Exercise instructions.
Write each entry out once more, please, precisely as shown.
☆ ☆ ☆ ☆ ☆
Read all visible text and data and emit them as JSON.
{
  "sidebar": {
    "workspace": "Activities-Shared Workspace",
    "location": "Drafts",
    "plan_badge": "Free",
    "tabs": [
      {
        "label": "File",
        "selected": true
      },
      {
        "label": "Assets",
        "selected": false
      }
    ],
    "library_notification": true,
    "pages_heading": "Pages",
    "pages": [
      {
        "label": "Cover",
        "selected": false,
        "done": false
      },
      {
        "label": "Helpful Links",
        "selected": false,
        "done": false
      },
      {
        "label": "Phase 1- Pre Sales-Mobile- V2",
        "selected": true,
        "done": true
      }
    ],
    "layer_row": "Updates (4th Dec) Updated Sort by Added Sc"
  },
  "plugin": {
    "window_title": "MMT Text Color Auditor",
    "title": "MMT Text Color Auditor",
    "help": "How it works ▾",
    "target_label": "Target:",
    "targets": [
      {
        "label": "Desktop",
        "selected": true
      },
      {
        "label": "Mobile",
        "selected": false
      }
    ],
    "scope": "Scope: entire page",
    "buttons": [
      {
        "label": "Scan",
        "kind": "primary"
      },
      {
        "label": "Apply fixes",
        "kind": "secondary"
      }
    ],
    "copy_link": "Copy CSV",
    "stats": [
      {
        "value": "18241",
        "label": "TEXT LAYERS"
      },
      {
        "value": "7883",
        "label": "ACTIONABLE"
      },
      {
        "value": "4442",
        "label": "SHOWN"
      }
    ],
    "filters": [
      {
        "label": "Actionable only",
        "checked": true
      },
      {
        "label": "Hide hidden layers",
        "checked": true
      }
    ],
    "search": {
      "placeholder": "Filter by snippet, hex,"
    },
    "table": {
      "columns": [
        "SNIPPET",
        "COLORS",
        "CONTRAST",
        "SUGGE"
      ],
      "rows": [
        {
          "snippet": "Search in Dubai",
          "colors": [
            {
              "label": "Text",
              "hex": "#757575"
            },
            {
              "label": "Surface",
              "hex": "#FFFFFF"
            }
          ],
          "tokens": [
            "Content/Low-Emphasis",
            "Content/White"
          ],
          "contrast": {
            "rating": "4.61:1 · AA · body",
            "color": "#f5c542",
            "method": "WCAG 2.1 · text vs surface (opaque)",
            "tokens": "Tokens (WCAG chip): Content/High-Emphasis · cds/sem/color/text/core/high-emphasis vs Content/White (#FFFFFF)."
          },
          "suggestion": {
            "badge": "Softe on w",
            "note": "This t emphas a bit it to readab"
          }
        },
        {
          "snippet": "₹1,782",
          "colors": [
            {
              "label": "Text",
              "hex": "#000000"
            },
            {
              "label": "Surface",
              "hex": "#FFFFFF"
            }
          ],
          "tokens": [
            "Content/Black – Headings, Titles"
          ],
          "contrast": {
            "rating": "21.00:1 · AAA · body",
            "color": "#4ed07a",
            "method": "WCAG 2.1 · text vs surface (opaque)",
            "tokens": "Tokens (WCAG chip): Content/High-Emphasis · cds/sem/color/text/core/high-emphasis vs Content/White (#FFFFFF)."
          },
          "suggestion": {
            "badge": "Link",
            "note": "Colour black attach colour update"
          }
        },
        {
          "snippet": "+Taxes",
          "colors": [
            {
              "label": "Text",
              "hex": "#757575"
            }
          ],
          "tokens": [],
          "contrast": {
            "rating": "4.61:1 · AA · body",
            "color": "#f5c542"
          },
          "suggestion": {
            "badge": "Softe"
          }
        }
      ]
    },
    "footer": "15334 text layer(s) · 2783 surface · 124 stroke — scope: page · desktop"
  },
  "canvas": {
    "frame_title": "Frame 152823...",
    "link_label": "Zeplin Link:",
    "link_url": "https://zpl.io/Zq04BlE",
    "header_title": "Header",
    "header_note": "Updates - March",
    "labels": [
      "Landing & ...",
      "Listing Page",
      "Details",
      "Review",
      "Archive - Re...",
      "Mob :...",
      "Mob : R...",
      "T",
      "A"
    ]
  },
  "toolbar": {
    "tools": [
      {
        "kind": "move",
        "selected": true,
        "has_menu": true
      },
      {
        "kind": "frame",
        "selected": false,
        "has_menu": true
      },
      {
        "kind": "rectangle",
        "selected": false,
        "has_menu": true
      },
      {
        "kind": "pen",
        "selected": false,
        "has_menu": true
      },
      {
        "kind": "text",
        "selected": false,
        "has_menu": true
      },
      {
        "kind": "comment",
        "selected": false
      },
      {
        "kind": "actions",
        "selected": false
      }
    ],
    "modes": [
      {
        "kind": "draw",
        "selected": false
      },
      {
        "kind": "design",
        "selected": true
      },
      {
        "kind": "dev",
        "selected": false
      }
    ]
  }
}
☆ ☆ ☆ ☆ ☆
Reply.
Read all visible text and data and emit them as JSON.
{
  "sidebar": {
    "workspace": "Activities-Shared Workspace",
    "location": "Drafts",
    "plan_badge": "Free",
    "tabs": [
      {
        "label": "File",
        "selected": true
      },
      {
        "label": "Assets",
        "selected": false
      }
    ],
    "library_notification": true,
    "pages_heading": "Pages",
    "pages": [
      {
        "label": "Cover",
        "selected": false,
        "done": false
      },
      {
        "label": "Helpful Links",
        "selected": false,
        "done": false
      },
      {
        "label": "Phase 1- Pre Sales-Mobile- V2",
        "selected": true,
        "done": true
      }
    ],
    "layer_row": "Updates (4th Dec) Updated Sort by Added Sc"
  },
  "plugin": {
    "window_title": "MMT Text Color Auditor",
    "title": "MMT Text Color Auditor",
    "help": "How it works ▾",
    "target_label": "Target:",
    "targets": [
      {
        "label": "Desktop",
        "selected": true
      },
      {
        "label": "Mobile",
        "selected": false
      }
    ],
    "scope": "Scope: entire page",
    "buttons": [
      {
        "label": "Scan",
        "kind": "primary"
      },
      {
        "label": "Apply fixes",
        "kind": "secondary"
      }
    ],
    "copy_link": "Copy CSV",
    "stats": [
      {
        "value": "18241",
        "label": "TEXT LAYERS"
      },
      {
        "value": "7883",
        "label": "ACTIONABLE"
      },
      {
        "value": "4442",
        "label": "SHOWN"
      }
    ],
    "filters": [
      {
        "label": "Actionable only",
        "checked": true
      },
      {
        "label": "Hide hidden layers",
        "checked": true
      }
    ],
    "search": {
      "placeholder": "Filter by snippet, hex,"
    },
    "table": {
      "columns": [
        "SNIPPET",
        "COLORS",
        "CONTRAST",
        "SUGGE"
      ],
      "rows": [
        {
          "snippet": "Search in Dubai",
          "colors": [
            {
              "label": "Text",
              "hex": "#757575"
            },
            {
              "label": "Surface",
              "hex": "#FFFFFF"
            }
          ],
          "tokens": [
            "Content/Low-Emphasis",
            "Content/White"
          ],
          "contrast": {
            "rating": "4.61:1 · AA · body",
            "color": "#f5c542",
            "method": "WCAG 2.1 · text vs surface (opaque)",
            "tokens": "Tokens (WCAG chip): Content/High-Emphasis · cds/sem/color/text/core/high-emphasis vs Content/White (#FFFFFF)."
          },
          "suggestion": {
            "badge": "Softe on w",
            "note": "This t emphas a bit it to readab"
          }
        },
        {
          "snippet": "₹1,782",
          "colors": [
            {
              "label": "Text",
              "hex": "#000000"
            },
            {
              "label": "Surface",
              "hex": "#FFFFFF"
            }
          ],
          "tokens": [
            "Content/Black – Headings, Titles"
          ],
          "contrast": {
            "rating": "21.00:1 · AAA · body",
            "color": "#4ed07a",
            "method": "WCAG 2.1 · text vs surface (opaque)",
            "tokens": "Tokens (WCAG chip): Content/High-Emphasis · cds/sem/color/text/core/high-emphasis vs Content/White (#FFFFFF)."
          },
          "suggestion": {
            "badge": "Link",
            "note": "Colour black attach colour update"
          }
        },
        {
          "snippet": "+Taxes",
          "colors": [
            {
              "label": "Text",
              "hex": "#757575"
            }
          ],
          "tokens": [],
          "contrast": {
            "rating": "4.61:1 · AA · body",
            "color": "#f5c542"
          },
          "suggestion": {
            "badge": "Softe"
          }
        }
      ]
    },
    "footer": "15334 text layer(s) · 2783 surface · 124 stroke — scope: page · desktop"
  },
  "canvas": {
    "frame_title": "Frame 152823...",
    "link_label": "Zeplin Link:",
    "link_url": "https://zpl.io/Zq04BlE",
    "header_title": "Header",
    "header_note": "Updates - March",
    "labels": [
      "Landing & ...",
      "Listing Page",
      "Details",
      "Review",
      "Archive - Re...",
      "Mob :...",
      "Mob : R...",
      "T",
      "A"
    ]
  },
  "toolbar": {
    "tools": [
      {
        "kind": "move",
        "selected": true,
        "has_menu": true
      },
      {
        "kind": "frame",
        "selected": false,
        "has_menu": true
      },
      {
        "kind": "rectangle",
        "selected": false,
        "has_menu": true
      },
      {
        "kind": "pen",
        "selected": false,
        "has_menu": true
      },
      {
        "kind": "text",
        "selected": false,
        "has_menu": true
      },
      {
        "kind": "comment",
        "selected": false
      },
      {
        "kind": "actions",
        "selected": false
      }
    ],
    "modes": [
      {
        "kind": "draw",
        "selected": false
      },
      {
        "kind": "design",
        "selected": true
      },
      {
        "kind": "dev",
        "selected": false
      }
    ]
  }
}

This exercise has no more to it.